- **The data**:
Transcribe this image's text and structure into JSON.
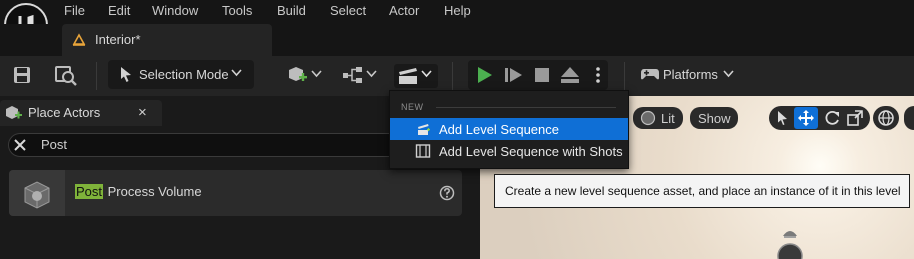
{
  "menubar": {
    "items": [
      "File",
      "Edit",
      "Window",
      "Tools",
      "Build",
      "Select",
      "Actor",
      "Help"
    ]
  },
  "document_tab": {
    "label": "Interior*"
  },
  "toolbar": {
    "selection_mode": "Selection Mode",
    "platforms": "Platforms"
  },
  "place_actors": {
    "tab_label": "Place Actors",
    "close_glyph": "×",
    "search_value": "Post",
    "result": {
      "match": "Post",
      "rest": " Process Volume"
    }
  },
  "viewport": {
    "lit_label": "Lit",
    "show_label": "Show"
  },
  "dropdown": {
    "section": "NEW",
    "items": [
      "Add Level Sequence",
      "Add Level Sequence with Shots"
    ]
  },
  "tooltip": {
    "text": "Create a new level sequence asset, and place an instance of it in this level"
  },
  "colors": {
    "accent": "#0f6fd6",
    "play_green": "#4caf50",
    "highlight": "#7fb33a",
    "tab_underline": "#e8a43a"
  }
}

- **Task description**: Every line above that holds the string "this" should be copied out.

- **Response below**:
Transcribe this image's text and structure into JSON.
    "text": "Create a new level sequence asset, and place an instance of it in this level"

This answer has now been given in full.